NEST will surveying in the field from now until September (or even later).
Where: At the tree in front of the Lorax
What: We will be doing beginning climb trainings for those who need it, but will also focus on more advanced skills, such as lobster clawing, anchor setting, platform setting, and traversing. We have a traverse set up, and platforms already rigged. We will try to accommodate everyone’s different skill levels, but you might need to wait in line. Get there early if you want us to start on your project!
We will provide all the climbing gear. Please be prepared to sign a waiver form. If you have gear feel free to bring it, but its not necessary!
For questions/directions, call Erin at 303 905 8601.
Coming up this March 1-4 is the Public Interest Environmental Law Conference (aka Elaw), held in Eugene Oregon.
The free event will feature keynote speakers, dozens of panels, workshops, meals, entertainment celebration fundraiser events, and other various activities.
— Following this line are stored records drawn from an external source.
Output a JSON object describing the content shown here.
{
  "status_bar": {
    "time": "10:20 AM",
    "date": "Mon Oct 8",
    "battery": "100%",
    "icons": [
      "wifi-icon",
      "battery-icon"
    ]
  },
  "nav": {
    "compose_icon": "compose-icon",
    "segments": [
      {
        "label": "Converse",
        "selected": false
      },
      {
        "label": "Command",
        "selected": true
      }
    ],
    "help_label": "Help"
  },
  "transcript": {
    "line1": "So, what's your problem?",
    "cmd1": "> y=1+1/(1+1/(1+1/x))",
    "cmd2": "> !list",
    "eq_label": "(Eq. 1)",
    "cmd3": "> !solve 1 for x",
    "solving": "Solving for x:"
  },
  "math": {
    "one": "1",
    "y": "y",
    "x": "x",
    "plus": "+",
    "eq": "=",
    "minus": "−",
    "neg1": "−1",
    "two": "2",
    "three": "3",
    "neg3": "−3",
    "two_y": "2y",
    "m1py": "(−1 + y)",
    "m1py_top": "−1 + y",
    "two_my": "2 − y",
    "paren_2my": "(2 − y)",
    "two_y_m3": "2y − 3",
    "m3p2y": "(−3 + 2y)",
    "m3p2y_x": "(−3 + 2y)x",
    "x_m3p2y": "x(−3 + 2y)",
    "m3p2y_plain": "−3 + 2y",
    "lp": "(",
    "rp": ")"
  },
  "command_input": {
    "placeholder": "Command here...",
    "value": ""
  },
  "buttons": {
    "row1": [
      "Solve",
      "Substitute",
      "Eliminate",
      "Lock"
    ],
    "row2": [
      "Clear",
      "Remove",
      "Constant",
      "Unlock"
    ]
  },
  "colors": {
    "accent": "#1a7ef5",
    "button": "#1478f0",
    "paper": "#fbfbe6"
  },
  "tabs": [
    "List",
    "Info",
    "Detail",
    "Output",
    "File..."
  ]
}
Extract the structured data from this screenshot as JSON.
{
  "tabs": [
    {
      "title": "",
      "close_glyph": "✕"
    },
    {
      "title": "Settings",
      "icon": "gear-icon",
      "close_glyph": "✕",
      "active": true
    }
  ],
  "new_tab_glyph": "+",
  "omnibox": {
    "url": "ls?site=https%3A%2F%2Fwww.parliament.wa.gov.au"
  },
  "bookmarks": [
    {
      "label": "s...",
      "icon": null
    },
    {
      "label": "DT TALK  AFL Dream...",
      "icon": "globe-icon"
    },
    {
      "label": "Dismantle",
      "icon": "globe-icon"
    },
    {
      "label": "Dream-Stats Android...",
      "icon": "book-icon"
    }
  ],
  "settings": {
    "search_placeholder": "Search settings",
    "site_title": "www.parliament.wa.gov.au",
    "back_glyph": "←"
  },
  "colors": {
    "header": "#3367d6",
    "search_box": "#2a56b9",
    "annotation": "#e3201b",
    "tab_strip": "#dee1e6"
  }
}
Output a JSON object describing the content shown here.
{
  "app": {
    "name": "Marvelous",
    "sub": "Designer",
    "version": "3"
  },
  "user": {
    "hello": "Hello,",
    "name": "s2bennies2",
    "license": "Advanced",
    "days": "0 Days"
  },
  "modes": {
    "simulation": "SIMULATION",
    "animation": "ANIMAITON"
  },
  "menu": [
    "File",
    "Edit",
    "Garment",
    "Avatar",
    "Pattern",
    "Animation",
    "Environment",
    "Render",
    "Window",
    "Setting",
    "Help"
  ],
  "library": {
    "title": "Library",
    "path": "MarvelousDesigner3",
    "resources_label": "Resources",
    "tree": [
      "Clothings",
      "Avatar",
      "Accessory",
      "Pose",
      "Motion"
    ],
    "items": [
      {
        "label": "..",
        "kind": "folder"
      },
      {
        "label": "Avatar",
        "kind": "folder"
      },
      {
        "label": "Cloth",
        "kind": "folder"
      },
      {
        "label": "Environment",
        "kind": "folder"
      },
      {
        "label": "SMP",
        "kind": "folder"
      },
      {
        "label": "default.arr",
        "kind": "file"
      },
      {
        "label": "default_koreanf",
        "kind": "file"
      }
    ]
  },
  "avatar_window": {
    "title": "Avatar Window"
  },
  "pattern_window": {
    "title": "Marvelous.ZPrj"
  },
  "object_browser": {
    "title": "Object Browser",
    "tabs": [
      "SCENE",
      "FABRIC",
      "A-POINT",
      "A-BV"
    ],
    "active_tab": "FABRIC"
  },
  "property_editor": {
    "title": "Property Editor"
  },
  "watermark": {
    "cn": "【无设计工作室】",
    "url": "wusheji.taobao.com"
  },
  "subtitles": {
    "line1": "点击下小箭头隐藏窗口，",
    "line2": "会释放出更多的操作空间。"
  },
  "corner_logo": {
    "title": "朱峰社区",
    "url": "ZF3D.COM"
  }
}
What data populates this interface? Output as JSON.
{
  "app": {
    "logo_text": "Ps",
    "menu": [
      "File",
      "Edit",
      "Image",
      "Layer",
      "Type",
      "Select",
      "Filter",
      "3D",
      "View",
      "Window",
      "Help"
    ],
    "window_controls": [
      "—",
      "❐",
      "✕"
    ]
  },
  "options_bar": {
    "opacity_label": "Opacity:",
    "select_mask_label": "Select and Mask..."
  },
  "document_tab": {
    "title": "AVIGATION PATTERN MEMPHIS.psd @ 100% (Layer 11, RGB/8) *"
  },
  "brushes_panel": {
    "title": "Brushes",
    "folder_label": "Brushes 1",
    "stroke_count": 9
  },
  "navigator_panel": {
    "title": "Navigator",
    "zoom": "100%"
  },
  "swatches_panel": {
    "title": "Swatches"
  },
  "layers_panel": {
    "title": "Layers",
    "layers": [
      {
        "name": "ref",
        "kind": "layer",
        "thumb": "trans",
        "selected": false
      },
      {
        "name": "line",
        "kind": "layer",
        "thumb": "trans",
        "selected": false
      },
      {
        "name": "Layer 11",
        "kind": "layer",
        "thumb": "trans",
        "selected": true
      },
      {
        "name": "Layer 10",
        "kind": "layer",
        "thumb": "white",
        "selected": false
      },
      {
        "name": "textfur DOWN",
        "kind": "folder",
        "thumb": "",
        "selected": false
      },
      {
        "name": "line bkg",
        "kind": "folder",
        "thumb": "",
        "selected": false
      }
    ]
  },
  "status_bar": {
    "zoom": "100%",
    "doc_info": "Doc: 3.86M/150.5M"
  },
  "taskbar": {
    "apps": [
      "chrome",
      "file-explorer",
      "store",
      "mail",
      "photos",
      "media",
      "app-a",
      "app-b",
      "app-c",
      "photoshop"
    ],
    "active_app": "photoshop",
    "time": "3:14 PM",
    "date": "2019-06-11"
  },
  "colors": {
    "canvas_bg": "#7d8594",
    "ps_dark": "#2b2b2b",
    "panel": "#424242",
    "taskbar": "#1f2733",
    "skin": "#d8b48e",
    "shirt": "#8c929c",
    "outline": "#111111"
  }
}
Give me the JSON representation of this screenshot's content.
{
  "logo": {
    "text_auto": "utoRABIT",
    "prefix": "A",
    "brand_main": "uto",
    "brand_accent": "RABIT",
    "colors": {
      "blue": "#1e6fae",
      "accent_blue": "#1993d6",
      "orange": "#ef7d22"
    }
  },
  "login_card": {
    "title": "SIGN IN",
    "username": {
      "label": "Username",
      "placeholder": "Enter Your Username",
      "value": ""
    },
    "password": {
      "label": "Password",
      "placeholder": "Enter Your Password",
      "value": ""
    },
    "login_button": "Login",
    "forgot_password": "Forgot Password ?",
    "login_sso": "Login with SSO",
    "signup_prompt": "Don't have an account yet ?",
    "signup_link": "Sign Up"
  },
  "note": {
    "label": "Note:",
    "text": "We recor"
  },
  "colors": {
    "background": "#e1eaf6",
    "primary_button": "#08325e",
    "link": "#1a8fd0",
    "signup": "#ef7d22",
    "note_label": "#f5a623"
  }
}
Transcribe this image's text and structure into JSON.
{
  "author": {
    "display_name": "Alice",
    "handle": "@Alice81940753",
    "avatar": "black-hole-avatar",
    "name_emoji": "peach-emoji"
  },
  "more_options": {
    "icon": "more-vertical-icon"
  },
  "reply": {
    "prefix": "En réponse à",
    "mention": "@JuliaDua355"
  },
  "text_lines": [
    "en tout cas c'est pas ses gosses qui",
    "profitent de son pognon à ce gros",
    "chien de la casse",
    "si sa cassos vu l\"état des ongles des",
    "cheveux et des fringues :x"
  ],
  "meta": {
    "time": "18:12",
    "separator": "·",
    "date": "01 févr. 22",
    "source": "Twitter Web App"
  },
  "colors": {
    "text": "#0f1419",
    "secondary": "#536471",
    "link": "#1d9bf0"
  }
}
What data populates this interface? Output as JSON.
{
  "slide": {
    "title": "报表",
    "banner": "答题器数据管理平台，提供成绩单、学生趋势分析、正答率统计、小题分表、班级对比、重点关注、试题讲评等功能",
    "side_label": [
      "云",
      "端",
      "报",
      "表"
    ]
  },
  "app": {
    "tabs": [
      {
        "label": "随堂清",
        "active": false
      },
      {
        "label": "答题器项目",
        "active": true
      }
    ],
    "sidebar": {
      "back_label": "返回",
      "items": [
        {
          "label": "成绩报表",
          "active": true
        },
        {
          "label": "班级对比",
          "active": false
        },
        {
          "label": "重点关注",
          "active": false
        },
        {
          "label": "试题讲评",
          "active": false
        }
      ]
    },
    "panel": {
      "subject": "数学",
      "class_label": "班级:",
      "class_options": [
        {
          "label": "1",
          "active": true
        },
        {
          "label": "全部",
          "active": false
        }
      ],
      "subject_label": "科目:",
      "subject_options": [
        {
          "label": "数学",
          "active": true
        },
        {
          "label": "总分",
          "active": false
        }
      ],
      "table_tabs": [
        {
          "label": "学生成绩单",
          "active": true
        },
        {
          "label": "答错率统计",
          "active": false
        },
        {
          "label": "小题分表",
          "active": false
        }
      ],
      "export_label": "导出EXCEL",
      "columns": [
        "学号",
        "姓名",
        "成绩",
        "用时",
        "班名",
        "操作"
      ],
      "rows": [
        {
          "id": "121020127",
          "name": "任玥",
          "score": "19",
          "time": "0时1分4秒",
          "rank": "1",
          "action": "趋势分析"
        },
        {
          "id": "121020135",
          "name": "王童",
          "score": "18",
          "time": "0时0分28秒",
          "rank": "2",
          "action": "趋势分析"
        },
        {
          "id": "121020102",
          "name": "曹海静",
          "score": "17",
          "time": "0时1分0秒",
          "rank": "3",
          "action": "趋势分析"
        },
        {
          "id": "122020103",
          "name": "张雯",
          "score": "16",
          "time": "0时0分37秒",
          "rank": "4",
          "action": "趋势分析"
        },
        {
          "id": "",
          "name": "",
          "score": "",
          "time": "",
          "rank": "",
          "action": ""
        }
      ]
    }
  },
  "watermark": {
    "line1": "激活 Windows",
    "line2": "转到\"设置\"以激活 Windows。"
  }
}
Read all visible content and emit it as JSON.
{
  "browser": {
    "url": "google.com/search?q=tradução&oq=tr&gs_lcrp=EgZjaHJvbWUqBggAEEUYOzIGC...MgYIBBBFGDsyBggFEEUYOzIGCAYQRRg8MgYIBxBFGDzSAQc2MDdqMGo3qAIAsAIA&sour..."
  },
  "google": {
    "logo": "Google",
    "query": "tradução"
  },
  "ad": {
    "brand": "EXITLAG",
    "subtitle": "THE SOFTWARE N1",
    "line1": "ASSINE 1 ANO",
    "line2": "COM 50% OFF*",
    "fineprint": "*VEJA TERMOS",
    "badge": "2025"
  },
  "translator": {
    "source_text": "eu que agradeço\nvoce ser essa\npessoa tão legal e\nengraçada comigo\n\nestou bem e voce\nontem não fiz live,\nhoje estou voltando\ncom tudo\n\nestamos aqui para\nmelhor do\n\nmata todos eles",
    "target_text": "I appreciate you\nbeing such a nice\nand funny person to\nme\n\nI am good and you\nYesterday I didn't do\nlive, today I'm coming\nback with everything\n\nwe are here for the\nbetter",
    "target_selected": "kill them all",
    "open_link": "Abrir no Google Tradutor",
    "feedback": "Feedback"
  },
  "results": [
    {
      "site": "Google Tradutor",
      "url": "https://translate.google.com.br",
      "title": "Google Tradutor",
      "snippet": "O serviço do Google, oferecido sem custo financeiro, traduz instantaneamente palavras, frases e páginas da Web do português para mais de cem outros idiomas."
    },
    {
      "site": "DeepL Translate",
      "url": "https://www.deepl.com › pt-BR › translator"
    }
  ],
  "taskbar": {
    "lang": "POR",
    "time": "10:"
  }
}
Long attended by both lawyers and activists, it is an excellent place to make connections, learn, share, and build bridges with organizations and individuals.
– NEST will be staffing an information table in the Main Law School building. Come check us out, if you want to talk to us, hear more about past or current activities, sign up for updates, make a donation, and/or to get involved in the future.
– Friday Evening, NEST will be hosting an informational slideshow and discussion at 6:30pm. Location: Lorax Manner Housing Co-Op (1648 Alder St, Eugene, OR)
– Later, Friday Evening, NEST will be participating in a fundraiser event. Again, details will be at our table.
Thank you for your support!
this came out drring the internet blackout:
The Paulina Ranger District of Ochoco National Forest is planning to revive the “Deep” timber sale already defeated by us in court as the “Jackson’ sale, with very few changes and almost all the same commercial sale units.
This means that once again habitat for resident lynx, northern goshawk, pileated woodpeckers and for dispersing endangered gray wolves will be threatened by logging of this magnificent high elevation mixed conifer forest and that the area is at risk from “timber mining” as the forest is concentrated along stream drainages and may not recover from logging, resulting in streams drying up and permanent forest loss. Please call the Ochoco Forest Supervisor, Kate Klein, and ask that the Jackson sale be cancelled for these reasons: 541-416-6500
About Blue Mountains Biodiversity Project
Since our inception in 1991 in rural eastern Oregon, our mission has been to protect, defend, and restore the natural ecosystems of the Blue Mountains and eastern Oregon Cascades bioregions. Our efforts include proactive public education on ecological issues, forest surveys and documentation of proposed public lands projects (timber sales, road building, livestock grazing, herbicide and biocide programs, etc.), training, ongoing involvement in public lands policy management decisions, and litigation in federal courts to protect the biodiversity and ecological integrity of the region.
BMBP has been hard hit by the ongoing national Depression and is in danger of going under entirely. However, thanks to a handful of dedicated major donors, support from the Fund for Wild Nature, and the passion and hard work of our summer and fall volunteer interns and dedicated activist lawyers and law students, we have managed to keep our work going, so far.
A grassroots group such as BMBP accomplishes far more in a year than seems conceivable for such a low amount of funding, with a high degree of efficiency and effectiveness compared to most of the top-heavy, bureaucratic larger environmental organizations.
The difference is our close relationship with the public lands we seek to protect, our extensive time spent in the field with the wildlife, and the passion that engenders to keep us working hard even when we are volunteering our time. We hope that you share our commitment to keeping eastern Oregon wild and beautiful for the great diversity of wildlife that live there, for future generations of human residents and visitors, and for the long-term ecological integrity of watersheds, rivers, soils, forest, high desert, and climate.
-Thank your Blue Mountains Biodiversity Project
Blue Mountains Biodiversity Project
27803 Williams Lane
Fossil, Oregon 97830